The company, which is owned by Nissui, jumped on the trend by putting air fryer cooking instructions on its website. Then he added the instructions to the packaging. In January, he unveiled Air Fried Butterfly Shrimp and Air Fried Fish Filets.
Gorton’s launched Air Fried Fish Fillets and Air Fried Butterfly Shrimp nationwide in January.
Source: Gorton Seafood
Gorton’s new butterfly shrimp and fish fillets were cooked by air frying before being packaged, but consumers can reheat the seafood by air frying it again. The packaging of the products boasts that it contains 50% less fat.
“Everyone will be jumping on this bandwagon for the next two years while it’s in vogue,” Harris said.
Other food makers following the trend include Kellogg, which began including air fryer instructions for its plant-based Morningstar Farms products in early 2021 in response to customer requests. Similarly, Hormel Foods responded to consumer demand for air fryers by updating its packaging and adding recipes to its website and cooking videos to YouTube to create Spam Fries and Corned Hash. -beef Mary Kitchen.

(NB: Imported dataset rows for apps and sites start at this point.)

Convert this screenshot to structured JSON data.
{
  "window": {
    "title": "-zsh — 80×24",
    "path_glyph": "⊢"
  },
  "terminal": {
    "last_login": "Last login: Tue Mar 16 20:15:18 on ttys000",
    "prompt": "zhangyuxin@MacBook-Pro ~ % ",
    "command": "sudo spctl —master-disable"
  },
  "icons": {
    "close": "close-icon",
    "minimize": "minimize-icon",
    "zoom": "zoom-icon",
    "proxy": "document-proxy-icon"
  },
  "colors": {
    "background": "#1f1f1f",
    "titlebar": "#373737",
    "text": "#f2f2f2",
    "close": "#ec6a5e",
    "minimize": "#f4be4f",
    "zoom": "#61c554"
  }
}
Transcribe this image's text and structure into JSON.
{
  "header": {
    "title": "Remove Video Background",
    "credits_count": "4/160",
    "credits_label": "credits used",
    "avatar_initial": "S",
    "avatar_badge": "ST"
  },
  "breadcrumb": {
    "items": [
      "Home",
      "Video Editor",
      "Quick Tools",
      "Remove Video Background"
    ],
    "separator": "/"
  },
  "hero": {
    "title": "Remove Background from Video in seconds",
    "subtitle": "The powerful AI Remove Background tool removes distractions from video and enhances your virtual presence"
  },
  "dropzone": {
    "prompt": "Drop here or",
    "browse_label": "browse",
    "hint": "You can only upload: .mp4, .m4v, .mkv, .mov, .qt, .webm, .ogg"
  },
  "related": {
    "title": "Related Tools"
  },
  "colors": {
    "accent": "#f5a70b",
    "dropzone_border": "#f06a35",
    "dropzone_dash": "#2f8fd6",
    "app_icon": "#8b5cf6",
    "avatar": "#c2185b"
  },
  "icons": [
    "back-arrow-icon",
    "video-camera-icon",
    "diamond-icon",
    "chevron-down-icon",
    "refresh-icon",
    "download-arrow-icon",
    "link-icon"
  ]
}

Nestlé went even further by targeting consumers who have yet to purchase an air fryer. In December, it teamed up with Insta Brands, the maker of the Insta Pot and its own version of the air fryer, to offer the device. He organized a similar gift internally at Nestlé US for its employees.
Graves estimates that about 60% of American households have an air fryer at this point. But it is not yet ubiquitous.
“If you compare it to a microwave — there’s a microwave in pretty much everyone — the air fryer still has a long way to go,” Harris said.
Still, it’s on its way to joining the microwave as a staple in American kitchens. In 2022, the air fryer overtook grills and multicookers to become the #4 cooking appliance, according to the NPD Group.
“I think people originally thought (the air fryer) was something that might be a fad,” Tyson’s Hall said. “It’s similar to the 1970s – people thought the same about the microwave.”